[[ PROVIDED MATERIAL, beginning ]]
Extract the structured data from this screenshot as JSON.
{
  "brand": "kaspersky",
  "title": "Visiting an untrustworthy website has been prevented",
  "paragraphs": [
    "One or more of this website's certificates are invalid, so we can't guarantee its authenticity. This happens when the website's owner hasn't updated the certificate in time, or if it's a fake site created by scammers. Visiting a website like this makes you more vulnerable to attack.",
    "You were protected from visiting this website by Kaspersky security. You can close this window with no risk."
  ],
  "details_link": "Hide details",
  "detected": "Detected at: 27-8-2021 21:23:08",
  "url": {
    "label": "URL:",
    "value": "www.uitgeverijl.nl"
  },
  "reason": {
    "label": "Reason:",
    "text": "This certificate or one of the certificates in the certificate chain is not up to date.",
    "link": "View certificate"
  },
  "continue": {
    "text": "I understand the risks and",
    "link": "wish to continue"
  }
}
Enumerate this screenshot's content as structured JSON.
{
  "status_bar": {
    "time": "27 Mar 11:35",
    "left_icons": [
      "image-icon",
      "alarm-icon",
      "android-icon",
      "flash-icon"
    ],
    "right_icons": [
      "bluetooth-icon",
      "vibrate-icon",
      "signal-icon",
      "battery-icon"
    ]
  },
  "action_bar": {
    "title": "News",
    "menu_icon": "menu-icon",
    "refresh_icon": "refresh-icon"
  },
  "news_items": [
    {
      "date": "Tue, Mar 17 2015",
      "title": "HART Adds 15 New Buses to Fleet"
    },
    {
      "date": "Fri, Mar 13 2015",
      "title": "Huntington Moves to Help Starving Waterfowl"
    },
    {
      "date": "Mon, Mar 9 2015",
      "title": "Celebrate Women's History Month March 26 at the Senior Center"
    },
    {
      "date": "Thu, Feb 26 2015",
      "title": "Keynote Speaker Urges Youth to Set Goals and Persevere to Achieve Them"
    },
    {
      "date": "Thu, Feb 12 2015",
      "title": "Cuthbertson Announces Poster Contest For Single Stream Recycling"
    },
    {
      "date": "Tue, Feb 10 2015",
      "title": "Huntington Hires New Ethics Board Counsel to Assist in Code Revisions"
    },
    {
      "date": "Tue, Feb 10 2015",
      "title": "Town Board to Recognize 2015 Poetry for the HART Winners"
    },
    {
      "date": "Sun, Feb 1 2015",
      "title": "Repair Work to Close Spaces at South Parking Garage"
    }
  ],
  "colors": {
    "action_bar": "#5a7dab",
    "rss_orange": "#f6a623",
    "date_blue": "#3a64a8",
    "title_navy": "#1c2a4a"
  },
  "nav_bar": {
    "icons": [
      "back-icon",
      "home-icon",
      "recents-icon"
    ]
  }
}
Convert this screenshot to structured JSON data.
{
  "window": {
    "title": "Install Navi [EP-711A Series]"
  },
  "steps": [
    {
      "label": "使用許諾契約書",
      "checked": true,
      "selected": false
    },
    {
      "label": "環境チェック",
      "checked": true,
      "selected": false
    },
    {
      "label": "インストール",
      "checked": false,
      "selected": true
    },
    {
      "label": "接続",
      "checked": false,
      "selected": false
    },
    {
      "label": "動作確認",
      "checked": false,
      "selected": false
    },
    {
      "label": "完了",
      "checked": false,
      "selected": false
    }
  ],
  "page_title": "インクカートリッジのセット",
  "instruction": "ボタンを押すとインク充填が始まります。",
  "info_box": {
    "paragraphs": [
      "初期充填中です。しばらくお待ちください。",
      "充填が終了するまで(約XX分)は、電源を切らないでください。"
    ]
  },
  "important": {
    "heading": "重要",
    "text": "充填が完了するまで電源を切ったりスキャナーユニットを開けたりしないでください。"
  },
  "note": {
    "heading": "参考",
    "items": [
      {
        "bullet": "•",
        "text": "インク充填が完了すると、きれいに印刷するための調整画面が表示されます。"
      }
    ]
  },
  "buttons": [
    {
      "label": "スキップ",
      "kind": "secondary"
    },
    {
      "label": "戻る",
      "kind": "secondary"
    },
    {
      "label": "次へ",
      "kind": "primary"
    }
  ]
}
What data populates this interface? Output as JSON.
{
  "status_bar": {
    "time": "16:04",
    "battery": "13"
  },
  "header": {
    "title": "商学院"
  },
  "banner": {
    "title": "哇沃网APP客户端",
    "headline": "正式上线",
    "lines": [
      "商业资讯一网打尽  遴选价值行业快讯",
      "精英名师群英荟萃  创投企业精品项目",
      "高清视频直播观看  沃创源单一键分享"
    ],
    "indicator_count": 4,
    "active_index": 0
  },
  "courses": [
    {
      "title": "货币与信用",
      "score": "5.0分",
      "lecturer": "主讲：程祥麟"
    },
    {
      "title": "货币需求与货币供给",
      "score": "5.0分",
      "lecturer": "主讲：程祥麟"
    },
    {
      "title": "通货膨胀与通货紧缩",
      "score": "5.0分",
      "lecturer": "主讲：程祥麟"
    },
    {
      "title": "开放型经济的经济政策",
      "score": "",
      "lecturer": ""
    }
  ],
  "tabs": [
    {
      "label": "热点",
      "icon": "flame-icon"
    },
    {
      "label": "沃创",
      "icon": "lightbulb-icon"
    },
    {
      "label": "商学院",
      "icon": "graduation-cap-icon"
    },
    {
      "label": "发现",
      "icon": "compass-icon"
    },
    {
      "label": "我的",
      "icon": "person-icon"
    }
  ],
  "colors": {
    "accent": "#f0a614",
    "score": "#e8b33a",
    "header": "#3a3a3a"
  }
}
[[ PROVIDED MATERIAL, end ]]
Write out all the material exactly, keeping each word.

SOLUTION.
Extract the structured data from this screenshot as JSON.
{
  "brand": "kaspersky",
  "title": "Visiting an untrustworthy website has been prevented",
  "paragraphs": [
    "One or more of this website's certificates are invalid, so we can't guarantee its authenticity. This happens when the website's owner hasn't updated the certificate in time, or if it's a fake site created by scammers. Visiting a website like this makes you more vulnerable to attack.",
    "You were protected from visiting this website by Kaspersky security. You can close this window with no risk."
  ],
  "details_link": "Hide details",
  "detected": "Detected at: 27-8-2021 21:23:08",
  "url": {
    "label": "URL:",
    "value": "www.uitgeverijl.nl"
  },
  "reason": {
    "label": "Reason:",
    "text": "This certificate or one of the certificates in the certificate chain is not up to date.",
    "link": "View certificate"
  },
  "continue": {
    "text": "I understand the risks and",
    "link": "wish to continue"
  }
}
Enumerate this screenshot's content as structured JSON.
{
  "status_bar": {
    "time": "27 Mar 11:35",
    "left_icons": [
      "image-icon",
      "alarm-icon",
      "android-icon",
      "flash-icon"
    ],
    "right_icons": [
      "bluetooth-icon",
      "vibrate-icon",
      "signal-icon",
      "battery-icon"
    ]
  },
  "action_bar": {
    "title": "News",
    "menu_icon": "menu-icon",
    "refresh_icon": "refresh-icon"
  },
  "news_items": [
    {
      "date": "Tue, Mar 17 2015",
      "title": "HART Adds 15 New Buses to Fleet"
    },
    {
      "date": "Fri, Mar 13 2015",
      "title": "Huntington Moves to Help Starving Waterfowl"
    },
    {
      "date": "Mon, Mar 9 2015",
      "title": "Celebrate Women's History Month March 26 at the Senior Center"
    },
    {
      "date": "Thu, Feb 26 2015",
      "title": "Keynote Speaker Urges Youth to Set Goals and Persevere to Achieve Them"
    },
    {
      "date": "Thu, Feb 12 2015",
      "title": "Cuthbertson Announces Poster Contest For Single Stream Recycling"
    },
    {
      "date": "Tue, Feb 10 2015",
      "title": "Huntington Hires New Ethics Board Counsel to Assist in Code Revisions"
    },
    {
      "date": "Tue, Feb 10 2015",
      "title": "Town Board to Recognize 2015 Poetry for the HART Winners"
    },
    {
      "date": "Sun, Feb 1 2015",
      "title": "Repair Work to Close Spaces at South Parking Garage"
    }
  ],
  "colors": {
    "action_bar": "#5a7dab",
    "rss_orange": "#f6a623",
    "date_blue": "#3a64a8",
    "title_navy": "#1c2a4a"
  },
  "nav_bar": {
    "icons": [
      "back-icon",
      "home-icon",
      "recents-icon"
    ]
  }
}
Convert this screenshot to structured JSON data.
{
  "window": {
    "title": "Install Navi [EP-711A Series]"
  },
  "steps": [
    {
      "label": "使用許諾契約書",
      "checked": true,
      "selected": false
    },
    {
      "label": "環境チェック",
      "checked": true,
      "selected": false
    },
    {
      "label": "インストール",
      "checked": false,
      "selected": true
    },
    {
      "label": "接続",
      "checked": false,
      "selected": false
    },
    {
      "label": "動作確認",
      "checked": false,
      "selected": false
    },
    {
      "label": "完了",
      "checked": false,
      "selected": false
    }
  ],
  "page_title": "インクカートリッジのセット",
  "instruction": "ボタンを押すとインク充填が始まります。",
  "info_box": {
    "paragraphs": [
      "初期充填中です。しばらくお待ちください。",
      "充填が終了するまで(約XX分)は、電源を切らないでください。"
    ]
  },
  "important": {
    "heading": "重要",
    "text": "充填が完了するまで電源を切ったりスキャナーユニットを開けたりしないでください。"
  },
  "note": {
    "heading": "参考",
    "items": [
      {
        "bullet": "•",
        "text": "インク充填が完了すると、きれいに印刷するための調整画面が表示されます。"
      }
    ]
  },
  "buttons": [
    {
      "label": "スキップ",
      "kind": "secondary"
    },
    {
      "label": "戻る",
      "kind": "secondary"
    },
    {
      "label": "次へ",
      "kind": "primary"
    }
  ]
}
What data populates this interface? Output as JSON.
{
  "status_bar": {
    "time": "16:04",
    "battery": "13"
  },
  "header": {
    "title": "商学院"
  },
  "banner": {
    "title": "哇沃网APP客户端",
    "headline": "正式上线",
    "lines": [
      "商业资讯一网打尽  遴选价值行业快讯",
      "精英名师群英荟萃  创投企业精品项目",
      "高清视频直播观看  沃创源单一键分享"
    ],
    "indicator_count": 4,
    "active_index": 0
  },
  "courses": [
    {
      "title": "货币与信用",
      "score": "5.0分",
      "lecturer": "主讲：程祥麟"
    },
    {
      "title": "货币需求与货币供给",
      "score": "5.0分",
      "lecturer": "主讲：程祥麟"
    },
    {
      "title": "通货膨胀与通货紧缩",
      "score": "5.0分",
      "lecturer": "主讲：程祥麟"
    },
    {
      "title": "开放型经济的经济政策",
      "score": "",
      "lecturer": ""
    }
  ],
  "tabs": [
    {
      "label": "热点",
      "icon": "flame-icon"
    },
    {
      "label": "沃创",
      "icon": "lightbulb-icon"
    },
    {
      "label": "商学院",
      "icon": "graduation-cap-icon"
    },
    {
      "label": "发现",
      "icon": "compass-icon"
    },
    {
      "label": "我的",
      "icon": "person-icon"
    }
  ],
  "colors": {
    "accent": "#f0a614",
    "score": "#e8b33a",
    "header": "#3a3a3a"
  }
}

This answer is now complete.